In future posts, I’m going to provide DIY instructions on how to make your own cosplay costumes. I’ll show you what I’ve designed, mistakes I’ve learned from, and how I’ve applied all six of these rules. In the meantime, remember there’s only six more months until Halloween!

Happy crafting!

Going in Circles; How I conquered my fear of knitting in the round

Knitting has always been an effort of trial and error for me, fueled by a fierce desire to teach myself. However, as with many skills sometimes guidance is needed to at least grasp the basics. Take for instance, the purl stitch.

The Purl Problem

Easy right? Can you remember the first time you tried it though? I just couldn’t get the concept of moving both the yarn and the needle to the front, so instead I was accidentally adding a stitch every time. My swatch looked like a bad triangle shape after a few rows.

I had a solid handle on the knit stitch, my grey garter stitch scarf was coming out fine. But I needed to know how to make the elusive purl stitch. So I did what anyone would do – asked a stranger on the bus!

The Girl on the Train Bus

I carried my knitting in a little bag, and scanned the bus after I boarded. I spotted a woman with fiery red curly hair knitting a hat. I sat next to her and pulled out my  scarf and started knitting, stealing sidelong glances at her advanced project. It was a gorgeous hat, brown with a pattern of owls – and she was knitting with five needles.

Immediately intimidated I asked, “Is that hard, knitting with more than two needles?”

“Not at all.” She replied nonchalantly.

I didn’t believe her obviously.

“Can I ask another question? How do you do a purl stitch?”

She demonstrated the second most basic stitch in all of knitting on her own hat.

Next to her I silently agonized about two things: 1.) The trouble it must be to do a stitch that isn’t part of the pattern and then have to undo that stitch. Un-knitting, as I like to call it, was very difficult for me, and here was a stranger willingly messing with their pattern! 2.) I needed the put BOTH the yarn and the needle in front?

From Scarves to Squirrels

A few months later, purl and knit stitches successfully understood, I came across a hat pattern that required ears knitted in the round. It was a challenge I accepted, in a small scale. My needles were all over the place and I had to restart at least eight times, but eventually I had two small ears. Then I graduated to the squirrel pattern in Knitting MochiMochi by Anna Hrachovec.

Knitting amigurami actually helped me get a better handle on knitting in the round. Unlike knitting socks or mittens, which need to be symmetrical and ultimately require accurate gauging, amigurami don’t need any of those requirements. You can use any size needle, any weight yarn; it’s like a knitted free-for-all. With the common pressures removed, I could focus on the technique of knitting in the round and really become comfortable with it.
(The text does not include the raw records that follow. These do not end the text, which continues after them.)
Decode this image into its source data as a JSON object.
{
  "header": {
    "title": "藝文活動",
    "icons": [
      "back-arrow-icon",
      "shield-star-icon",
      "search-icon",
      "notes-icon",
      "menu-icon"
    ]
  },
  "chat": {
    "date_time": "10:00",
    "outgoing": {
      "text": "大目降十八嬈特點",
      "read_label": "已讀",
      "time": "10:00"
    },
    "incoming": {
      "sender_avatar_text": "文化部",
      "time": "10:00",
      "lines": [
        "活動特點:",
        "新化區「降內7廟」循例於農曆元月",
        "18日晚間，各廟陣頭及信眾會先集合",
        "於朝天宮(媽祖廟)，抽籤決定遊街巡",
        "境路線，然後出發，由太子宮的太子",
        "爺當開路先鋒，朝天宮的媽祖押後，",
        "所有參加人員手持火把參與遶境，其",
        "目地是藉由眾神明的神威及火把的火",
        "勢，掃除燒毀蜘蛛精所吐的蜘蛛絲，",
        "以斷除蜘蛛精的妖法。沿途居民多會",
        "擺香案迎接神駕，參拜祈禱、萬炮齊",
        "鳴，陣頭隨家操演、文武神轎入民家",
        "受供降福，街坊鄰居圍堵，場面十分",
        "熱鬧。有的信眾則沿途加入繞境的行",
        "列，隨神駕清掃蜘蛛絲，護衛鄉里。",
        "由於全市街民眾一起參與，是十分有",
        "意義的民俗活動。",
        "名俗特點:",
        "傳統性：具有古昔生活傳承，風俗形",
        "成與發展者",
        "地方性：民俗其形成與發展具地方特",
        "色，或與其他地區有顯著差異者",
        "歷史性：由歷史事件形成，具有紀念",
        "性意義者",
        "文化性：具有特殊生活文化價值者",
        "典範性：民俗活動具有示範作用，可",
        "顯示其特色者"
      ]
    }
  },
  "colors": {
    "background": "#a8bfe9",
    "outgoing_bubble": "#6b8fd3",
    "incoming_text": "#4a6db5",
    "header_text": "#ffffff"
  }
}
Now, knitting in the round with five needles has become one of my favorite ways to knit. I even become confident enough to bring this type of knitting on the bus, which really challenges my coordination. Next up is learning this so-called “magic loop method”.

Until next time, happy knitting!